KISS bassist Gene Simmons once again shared a rather pessimistic stance on the guitar-driven genre's current state, pointing out that rock isn't dying because it's already dead as a dodo.
Chatting with his son Nick Simmons (via Esquire), Gene kicked off by reminiscing the old days when the likes of the Beatles, the Stones or Hendrix had a massive industry behind their back to "prop them up and support them every step of the way," ultimately insisting that "rock did not die of old age."
"Rock is finally dead," he stated. "I am so sad that the next 15-year-old kid in a garage someplace in Saint Paul, that plugs into his Marshall and wants to turn it up to ten, will not have anywhere near the same opportunity that I did.
"He will most likely, no matter what he does, fail miserably. There is no industry for that anymore. And who is the culprit? There's always the changing tide of interests - music taste changes with each generation. To blame that is silly. That was always the exciting part, after all: 'What's next?' But there's something else.
"The death of rock was not a natural death. Rock did not die of old age. It was murdered. And the real culprit is that kid's 15-year-old next-door neighbor, probably a friend of his. Maybe even one of the bandmates he's jamming with. The tragedy is that they seem to have no idea that they just killed their own opportunity - they killed the artists they would have loved. Some brilliance, somewhere, was going to be expressed, and now it won't, because it's that much harder to earn a living playing and writing songs. No one will pay you to do it."
The bassist pinpointed illegal downloaders as the primary problem, saying, "The masses do not recognize file-sharing and downloading as stealing because there's a copy left behind for you - it's not that copy that's the problem, it's the other one that someone received but didn't pay for. The problem is that nobody will pay you for the 10,000 hours you put in to create what you created. I can only imagine the frustration of all that work, and having no one value it enough to pay you for it.
"It's very sad for new bands. My heart goes out to them. They just don't have a chance. If you play guitar, it's almost impossible. You're better off not even learning how to play guitar or write songs, and just singing in the shower and auditioning for 'The X Factor.' And I'm not slamming 'The X Factor,' or pop singers. But where's the next Bob Dylan? Where's the next Beatles? Where are the songwriters? Where are the creators? Many of them now have to work behind the scenes, to prop up pop acts and write their stuff for them."

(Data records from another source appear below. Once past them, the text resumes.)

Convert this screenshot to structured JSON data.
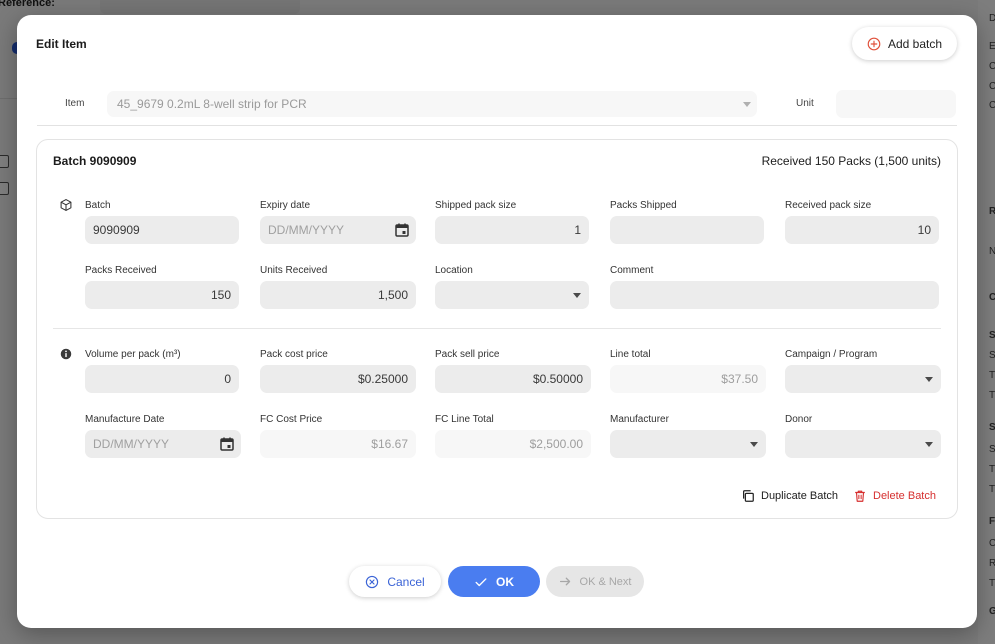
{
  "background": {
    "reference_label": "Reference:",
    "right_letters": [
      "D",
      "E",
      "C",
      "C",
      "C",
      "R",
      "N",
      "C",
      "S",
      "S",
      "T",
      "T",
      "S",
      "S",
      "T",
      "T",
      "F",
      "C",
      "R",
      "T",
      "G"
    ]
  },
  "modal": {
    "title": "Edit Item",
    "add_batch_label": "Add batch",
    "item_label": "Item",
    "item_value": "45_9679 0.2mL 8-well strip for PCR",
    "unit_label": "Unit",
    "unit_value": ""
  },
  "batch": {
    "title": "Batch 9090909",
    "received_summary": "Received 150 Packs (1,500 units)",
    "fields": {
      "batch": {
        "label": "Batch",
        "value": "9090909"
      },
      "expiry_date": {
        "label": "Expiry date",
        "placeholder": "DD/MM/YYYY"
      },
      "shipped_pack_size": {
        "label": "Shipped pack size",
        "value": "1"
      },
      "packs_shipped": {
        "label": "Packs Shipped",
        "value": ""
      },
      "received_pack_size": {
        "label": "Received pack size",
        "value": "10"
      },
      "packs_received": {
        "label": "Packs Received",
        "value": "150"
      },
      "units_received": {
        "label": "Units Received",
        "value": "1,500"
      },
      "location": {
        "label": "Location",
        "value": ""
      },
      "comment": {
        "label": "Comment",
        "value": ""
      },
      "volume_per_pack": {
        "label": "Volume per pack (m³)",
        "value": "0"
      },
      "pack_cost_price": {
        "label": "Pack cost price",
        "value": "$0.25000"
      },
      "pack_sell_price": {
        "label": "Pack sell price",
        "value": "$0.50000"
      },
      "line_total": {
        "label": "Line total",
        "value": "$37.50"
      },
      "campaign_program": {
        "label": "Campaign / Program",
        "value": ""
      },
      "manufacture_date": {
        "label": "Manufacture Date",
        "placeholder": "DD/MM/YYYY"
      },
      "fc_cost_price": {
        "label": "FC Cost Price",
        "value": "$16.67"
      },
      "fc_line_total": {
        "label": "FC Line Total",
        "value": "$2,500.00"
      },
      "manufacturer": {
        "label": "Manufacturer",
        "value": ""
      },
      "donor": {
        "label": "Donor",
        "value": ""
      }
    },
    "duplicate_label": "Duplicate Batch",
    "delete_label": "Delete Batch"
  },
  "footer": {
    "cancel_label": "Cancel",
    "ok_label": "OK",
    "ok_next_label": "OK & Next"
  },
  "colors": {
    "primary": "#4a7df0",
    "danger": "#d62f2f",
    "add_icon": "#e0503a"
  },
  "icons": [
    "plus-circle-icon",
    "package-icon",
    "info-icon",
    "calendar-icon",
    "copy-icon",
    "trash-icon",
    "x-circle-icon",
    "check-icon",
    "arrow-right-icon",
    "chevron-down-icon"
  ]
}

Simmons then did the same thing like a few months back - he asked the interviewer to name 100 artists that have emerged before 1984 and that "are or will be inescapable." He continued by asking the same question, but for musicians coming after '84, his point of course being that there are very few, if any artists that have reached the same iconic status.
Furthermore, Gene stressed that the sense of entitlement among young native-born Americans is also to blame. "If you're a native-born American, my contention is that you take a lot of things for granted. All the freedoms and opportunities you have here are expected, and you feel entitled. I think this has taken over the American psyche," he said.
"My sense is that file-sharing started in predominantly white, middle- and upper-middle-class young people who were native-born, who felt they were entitled to have something for free, because that's what they were used to. If you believe in capitalism - and I'm a firm believer in free-market capitalism - then that other model is chaos. It destroys the structure.
"You'll never understand unless you're the one that wrote the song, and you were the one that had the band, whose music people took without paying you for. Once you're the one who's been robbed, there's a moment of clarity."
In conclusion, the bassist said that "patriotism is corny" these days, dubbing it "a sad state of affairs."
"I firmly believe that there's something missing in America, and it used to exist, and it's now corny. Patriotism is corny, and that's a sad state of affairs. It really is. I don't care what side of the aisle you're on - I find faults in both, some social and some political issues - but everywhere, people are taking a lot of things for granted.
"And you would know the majesty that is America if you came from hundreds of other countries I could name. If you come from a place where every day above ground is a life-threatening event, and you had the same ambition and values as the most successful people here, you would never reach the same heights. And of course this applies to Western society at large, but America especially. I think every day, we forget about the - and here's the corny part - glory of America. And that's too f--king bad."